WHAT TO PRODUCE: Write out the full listing again, exactly as it stands.

MATERIAL PROVIDED:
┄┄┄┄┄┄
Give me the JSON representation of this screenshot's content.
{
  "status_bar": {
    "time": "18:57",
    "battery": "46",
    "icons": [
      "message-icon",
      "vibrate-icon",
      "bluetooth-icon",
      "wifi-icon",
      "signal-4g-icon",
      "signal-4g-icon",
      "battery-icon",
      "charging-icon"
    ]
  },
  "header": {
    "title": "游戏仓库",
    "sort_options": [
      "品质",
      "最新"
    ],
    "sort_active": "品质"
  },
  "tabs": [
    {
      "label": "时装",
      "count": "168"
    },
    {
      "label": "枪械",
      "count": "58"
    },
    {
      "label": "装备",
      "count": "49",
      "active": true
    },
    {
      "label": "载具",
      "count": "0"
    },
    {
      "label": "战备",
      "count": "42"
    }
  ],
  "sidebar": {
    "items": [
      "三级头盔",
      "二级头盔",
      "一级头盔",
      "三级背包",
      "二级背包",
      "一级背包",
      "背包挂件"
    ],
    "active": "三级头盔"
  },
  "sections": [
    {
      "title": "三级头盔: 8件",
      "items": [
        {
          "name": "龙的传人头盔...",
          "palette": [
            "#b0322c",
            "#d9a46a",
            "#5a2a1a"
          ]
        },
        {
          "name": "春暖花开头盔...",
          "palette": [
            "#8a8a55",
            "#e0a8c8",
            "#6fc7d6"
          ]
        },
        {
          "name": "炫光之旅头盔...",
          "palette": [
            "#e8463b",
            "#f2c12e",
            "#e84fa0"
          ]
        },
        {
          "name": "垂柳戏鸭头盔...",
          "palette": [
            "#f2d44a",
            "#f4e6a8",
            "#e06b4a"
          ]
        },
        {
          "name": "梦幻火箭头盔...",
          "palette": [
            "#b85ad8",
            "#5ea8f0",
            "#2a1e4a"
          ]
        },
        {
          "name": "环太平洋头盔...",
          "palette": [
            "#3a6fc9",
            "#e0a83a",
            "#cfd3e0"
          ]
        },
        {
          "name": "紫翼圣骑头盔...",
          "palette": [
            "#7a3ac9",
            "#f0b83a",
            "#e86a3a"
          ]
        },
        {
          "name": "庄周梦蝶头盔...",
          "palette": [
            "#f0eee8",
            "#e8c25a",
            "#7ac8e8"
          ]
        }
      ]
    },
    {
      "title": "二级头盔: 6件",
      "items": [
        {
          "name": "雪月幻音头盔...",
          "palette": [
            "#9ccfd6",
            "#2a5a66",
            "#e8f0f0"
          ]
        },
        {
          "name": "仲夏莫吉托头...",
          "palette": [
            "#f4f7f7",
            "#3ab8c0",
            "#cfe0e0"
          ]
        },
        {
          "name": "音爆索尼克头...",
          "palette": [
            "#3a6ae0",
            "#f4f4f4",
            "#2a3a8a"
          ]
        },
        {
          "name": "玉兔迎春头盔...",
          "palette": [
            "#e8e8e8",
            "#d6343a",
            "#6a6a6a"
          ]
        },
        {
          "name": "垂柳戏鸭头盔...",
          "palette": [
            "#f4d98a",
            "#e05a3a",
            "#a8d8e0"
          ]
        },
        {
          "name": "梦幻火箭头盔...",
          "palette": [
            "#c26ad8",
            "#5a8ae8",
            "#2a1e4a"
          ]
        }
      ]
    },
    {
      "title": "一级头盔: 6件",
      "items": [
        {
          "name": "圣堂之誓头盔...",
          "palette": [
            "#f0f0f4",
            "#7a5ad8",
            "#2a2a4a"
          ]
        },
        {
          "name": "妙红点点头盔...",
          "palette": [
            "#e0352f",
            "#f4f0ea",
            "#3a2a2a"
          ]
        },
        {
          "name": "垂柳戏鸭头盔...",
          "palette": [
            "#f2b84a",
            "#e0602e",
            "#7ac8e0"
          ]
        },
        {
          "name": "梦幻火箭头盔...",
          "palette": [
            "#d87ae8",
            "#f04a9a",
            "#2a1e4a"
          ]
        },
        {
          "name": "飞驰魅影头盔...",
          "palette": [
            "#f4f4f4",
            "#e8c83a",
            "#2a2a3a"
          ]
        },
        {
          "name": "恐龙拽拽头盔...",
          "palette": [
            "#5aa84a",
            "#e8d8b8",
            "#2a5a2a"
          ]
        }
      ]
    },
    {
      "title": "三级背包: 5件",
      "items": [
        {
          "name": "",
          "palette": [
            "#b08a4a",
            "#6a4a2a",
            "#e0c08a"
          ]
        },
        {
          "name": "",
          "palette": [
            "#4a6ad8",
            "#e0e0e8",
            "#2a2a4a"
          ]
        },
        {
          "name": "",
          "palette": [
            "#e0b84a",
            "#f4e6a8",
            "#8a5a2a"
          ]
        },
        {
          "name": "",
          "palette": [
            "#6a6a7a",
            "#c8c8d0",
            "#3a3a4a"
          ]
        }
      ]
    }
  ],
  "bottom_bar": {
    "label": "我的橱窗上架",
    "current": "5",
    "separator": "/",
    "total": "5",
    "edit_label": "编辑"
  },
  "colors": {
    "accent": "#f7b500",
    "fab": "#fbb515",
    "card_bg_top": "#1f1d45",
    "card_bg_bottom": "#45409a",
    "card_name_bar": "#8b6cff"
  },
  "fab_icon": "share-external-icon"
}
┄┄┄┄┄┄
EXERCISE OUTPUT:
Give me the JSON representation of this screenshot's content.
{
  "status_bar": {
    "time": "18:57",
    "battery": "46",
    "icons": [
      "message-icon",
      "vibrate-icon",
      "bluetooth-icon",
      "wifi-icon",
      "signal-4g-icon",
      "signal-4g-icon",
      "battery-icon",
      "charging-icon"
    ]
  },
  "header": {
    "title": "游戏仓库",
    "sort_options": [
      "品质",
      "最新"
    ],
    "sort_active": "品质"
  },
  "tabs": [
    {
      "label": "时装",
      "count": "168"
    },
    {
      "label": "枪械",
      "count": "58"
    },
    {
      "label": "装备",
      "count": "49",
      "active": true
    },
    {
      "label": "载具",
      "count": "0"
    },
    {
      "label": "战备",
      "count": "42"
    }
  ],
  "sidebar": {
    "items": [
      "三级头盔",
      "二级头盔",
      "一级头盔",
      "三级背包",
      "二级背包",
      "一级背包",
      "背包挂件"
    ],
    "active": "三级头盔"
  },
  "sections": [
    {
      "title": "三级头盔: 8件",
      "items": [
        {
          "name": "龙的传人头盔...",
          "palette": [
            "#b0322c",
            "#d9a46a",
            "#5a2a1a"
          ]
        },
        {
          "name": "春暖花开头盔...",
          "palette": [
            "#8a8a55",
            "#e0a8c8",
            "#6fc7d6"
          ]
        },
        {
          "name": "炫光之旅头盔...",
          "palette": [
            "#e8463b",
            "#f2c12e",
            "#e84fa0"
          ]
        },
        {
          "name": "垂柳戏鸭头盔...",
          "palette": [
            "#f2d44a",
            "#f4e6a8",
            "#e06b4a"
          ]
        },
        {
          "name": "梦幻火箭头盔...",
          "palette": [
            "#b85ad8",
            "#5ea8f0",
            "#2a1e4a"
          ]
        },
        {
          "name": "环太平洋头盔...",
          "palette": [
            "#3a6fc9",
            "#e0a83a",
            "#cfd3e0"
          ]
        },
        {
          "name": "紫翼圣骑头盔...",
          "palette": [
            "#7a3ac9",
            "#f0b83a",
            "#e86a3a"
          ]
        },
        {
          "name": "庄周梦蝶头盔...",
          "palette": [
            "#f0eee8",
            "#e8c25a",
            "#7ac8e8"
          ]
        }
      ]
    },
    {
      "title": "二级头盔: 6件",
      "items": [
        {
          "name": "雪月幻音头盔...",
          "palette": [
            "#9ccfd6",
            "#2a5a66",
            "#e8f0f0"
          ]
        },
        {
          "name": "仲夏莫吉托头...",
          "palette": [
            "#f4f7f7",
            "#3ab8c0",
            "#cfe0e0"
          ]
        },
        {
          "name": "音爆索尼克头...",
          "palette": [
            "#3a6ae0",
            "#f4f4f4",
            "#2a3a8a"
          ]
        },
        {
          "name": "玉兔迎春头盔...",
          "palette": [
            "#e8e8e8",
            "#d6343a",
            "#6a6a6a"
          ]
        },
        {
          "name": "垂柳戏鸭头盔...",
          "palette": [
            "#f4d98a",
            "#e05a3a",
            "#a8d8e0"
          ]
        },
        {
          "name": "梦幻火箭头盔...",
          "palette": [
            "#c26ad8",
            "#5a8ae8",
            "#2a1e4a"
          ]
        }
      ]
    },
    {
      "title": "一级头盔: 6件",
      "items": [
        {
          "name": "圣堂之誓头盔...",
          "palette": [
            "#f0f0f4",
            "#7a5ad8",
            "#2a2a4a"
          ]
        },
        {
          "name": "妙红点点头盔...",
          "palette": [
            "#e0352f",
            "#f4f0ea",
            "#3a2a2a"
          ]
        },
        {
          "name": "垂柳戏鸭头盔...",
          "palette": [
            "#f2b84a",
            "#e0602e",
            "#7ac8e0"
          ]
        },
        {
          "name": "梦幻火箭头盔...",
          "palette": [
            "#d87ae8",
            "#f04a9a",
            "#2a1e4a"
          ]
        },
        {
          "name": "飞驰魅影头盔...",
          "palette": [
            "#f4f4f4",
            "#e8c83a",
            "#2a2a3a"
          ]
        },
        {
          "name": "恐龙拽拽头盔...",
          "palette": [
            "#5aa84a",
            "#e8d8b8",
            "#2a5a2a"
          ]
        }
      ]
    },
    {
      "title": "三级背包: 5件",
      "items": [
        {
          "name": "",
          "palette": [
            "#b08a4a",
            "#6a4a2a",
            "#e0c08a"
          ]
        },
        {
          "name": "",
          "palette": [
            "#4a6ad8",
            "#e0e0e8",
            "#2a2a4a"
          ]
        },
        {
          "name": "",
          "palette": [
            "#e0b84a",
            "#f4e6a8",
            "#8a5a2a"
          ]
        },
        {
          "name": "",
          "palette": [
            "#6a6a7a",
            "#c8c8d0",
            "#3a3a4a"
          ]
        }
      ]
    }
  ],
  "bottom_bar": {
    "label": "我的橱窗上架",
    "current": "5",
    "separator": "/",
    "total": "5",
    "edit_label": "编辑"
  },
  "colors": {
    "accent": "#f7b500",
    "fab": "#fbb515",
    "card_bg_top": "#1f1d45",
    "card_bg_bottom": "#45409a",
    "card_name_bar": "#8b6cff"
  },
  "fab_icon": "share-external-icon"
}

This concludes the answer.